Every word of every entry must be retyped exactly.

==*==

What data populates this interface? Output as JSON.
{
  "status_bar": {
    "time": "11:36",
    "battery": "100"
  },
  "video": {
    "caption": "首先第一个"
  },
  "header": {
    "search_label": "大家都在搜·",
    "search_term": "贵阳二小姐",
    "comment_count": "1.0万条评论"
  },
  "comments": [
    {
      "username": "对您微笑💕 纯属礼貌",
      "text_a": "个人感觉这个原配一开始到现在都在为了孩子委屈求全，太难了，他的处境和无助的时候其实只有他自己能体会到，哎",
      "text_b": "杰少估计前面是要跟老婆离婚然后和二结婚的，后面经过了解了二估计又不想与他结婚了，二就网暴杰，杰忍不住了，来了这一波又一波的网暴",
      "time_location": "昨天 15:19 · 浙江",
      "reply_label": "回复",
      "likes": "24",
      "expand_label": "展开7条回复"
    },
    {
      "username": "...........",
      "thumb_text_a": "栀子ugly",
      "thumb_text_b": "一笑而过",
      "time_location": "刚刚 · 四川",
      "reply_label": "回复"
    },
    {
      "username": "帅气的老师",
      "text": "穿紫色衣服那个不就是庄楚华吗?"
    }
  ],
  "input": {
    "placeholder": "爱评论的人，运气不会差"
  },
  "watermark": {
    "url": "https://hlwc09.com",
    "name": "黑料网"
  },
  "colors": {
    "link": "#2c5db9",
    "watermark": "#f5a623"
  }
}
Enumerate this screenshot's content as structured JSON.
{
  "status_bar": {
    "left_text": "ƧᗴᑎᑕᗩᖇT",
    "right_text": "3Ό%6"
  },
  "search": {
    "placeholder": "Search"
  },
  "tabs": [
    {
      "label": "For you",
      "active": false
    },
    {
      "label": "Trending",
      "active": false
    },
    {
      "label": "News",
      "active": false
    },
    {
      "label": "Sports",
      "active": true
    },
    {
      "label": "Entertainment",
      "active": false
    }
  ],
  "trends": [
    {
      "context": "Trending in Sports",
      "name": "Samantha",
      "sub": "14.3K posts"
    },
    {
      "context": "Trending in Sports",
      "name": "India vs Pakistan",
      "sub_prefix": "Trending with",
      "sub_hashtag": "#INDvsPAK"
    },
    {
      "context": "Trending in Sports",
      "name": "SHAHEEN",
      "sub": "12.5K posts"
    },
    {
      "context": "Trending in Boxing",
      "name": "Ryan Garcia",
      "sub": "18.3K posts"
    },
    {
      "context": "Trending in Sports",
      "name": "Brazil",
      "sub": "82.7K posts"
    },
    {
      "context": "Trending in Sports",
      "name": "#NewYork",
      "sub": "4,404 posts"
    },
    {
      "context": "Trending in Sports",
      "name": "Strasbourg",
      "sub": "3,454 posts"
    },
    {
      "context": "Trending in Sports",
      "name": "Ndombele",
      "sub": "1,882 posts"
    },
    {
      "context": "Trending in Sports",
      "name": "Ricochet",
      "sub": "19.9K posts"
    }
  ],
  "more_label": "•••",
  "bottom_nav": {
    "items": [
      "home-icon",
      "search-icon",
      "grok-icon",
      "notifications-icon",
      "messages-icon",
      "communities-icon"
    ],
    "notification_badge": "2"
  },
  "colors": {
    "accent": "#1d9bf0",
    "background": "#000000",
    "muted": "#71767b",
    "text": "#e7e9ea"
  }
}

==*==

**Problem solution**
What data populates this interface? Output as JSON.
{
  "status_bar": {
    "time": "11:36",
    "battery": "100"
  },
  "video": {
    "caption": "首先第一个"
  },
  "header": {
    "search_label": "大家都在搜·",
    "search_term": "贵阳二小姐",
    "comment_count": "1.0万条评论"
  },
  "comments": [
    {
      "username": "对您微笑💕 纯属礼貌",
      "text_a": "个人感觉这个原配一开始到现在都在为了孩子委屈求全，太难了，他的处境和无助的时候其实只有他自己能体会到，哎",
      "text_b": "杰少估计前面是要跟老婆离婚然后和二结婚的，后面经过了解了二估计又不想与他结婚了，二就网暴杰，杰忍不住了，来了这一波又一波的网暴",
      "time_location": "昨天 15:19 · 浙江",
      "reply_label": "回复",
      "likes": "24",
      "expand_label": "展开7条回复"
    },
    {
      "username": "...........",
      "thumb_text_a": "栀子ugly",
      "thumb_text_b": "一笑而过",
      "time_location": "刚刚 · 四川",
      "reply_label": "回复"
    },
    {
      "username": "帅气的老师",
      "text": "穿紫色衣服那个不就是庄楚华吗?"
    }
  ],
  "input": {
    "placeholder": "爱评论的人，运气不会差"
  },
  "watermark": {
    "url": "https://hlwc09.com",
    "name": "黑料网"
  },
  "colors": {
    "link": "#2c5db9",
    "watermark": "#f5a623"
  }
}
Enumerate this screenshot's content as structured JSON.
{
  "status_bar": {
    "left_text": "ƧᗴᑎᑕᗩᖇT",
    "right_text": "3Ό%6"
  },
  "search": {
    "placeholder": "Search"
  },
  "tabs": [
    {
      "label": "For you",
      "active": false
    },
    {
      "label": "Trending",
      "active": false
    },
    {
      "label": "News",
      "active": false
    },
    {
      "label": "Sports",
      "active": true
    },
    {
      "label": "Entertainment",
      "active": false
    }
  ],
  "trends": [
    {
      "context": "Trending in Sports",
      "name": "Samantha",
      "sub": "14.3K posts"
    },
    {
      "context": "Trending in Sports",
      "name": "India vs Pakistan",
      "sub_prefix": "Trending with",
      "sub_hashtag": "#INDvsPAK"
    },
    {
      "context": "Trending in Sports",
      "name": "SHAHEEN",
      "sub": "12.5K posts"
    },
    {
      "context": "Trending in Boxing",
      "name": "Ryan Garcia",
      "sub": "18.3K posts"
    },
    {
      "context": "Trending in Sports",
      "name": "Brazil",
      "sub": "82.7K posts"
    },
    {
      "context": "Trending in Sports",
      "name": "#NewYork",
      "sub": "4,404 posts"
    },
    {
      "context": "Trending in Sports",
      "name": "Strasbourg",
      "sub": "3,454 posts"
    },
    {
      "context": "Trending in Sports",
      "name": "Ndombele",
      "sub": "1,882 posts"
    },
    {
      "context": "Trending in Sports",
      "name": "Ricochet",
      "sub": "19.9K posts"
    }
  ],
  "more_label": "•••",
  "bottom_nav": {
    "items": [
      "home-icon",
      "search-icon",
      "grok-icon",
      "notifications-icon",
      "messages-icon",
      "communities-icon"
    ],
    "notification_badge": "2"
  },
  "colors": {
    "accent": "#1d9bf0",
    "background": "#000000",
    "muted": "#71767b",
    "text": "#e7e9ea"
  }
}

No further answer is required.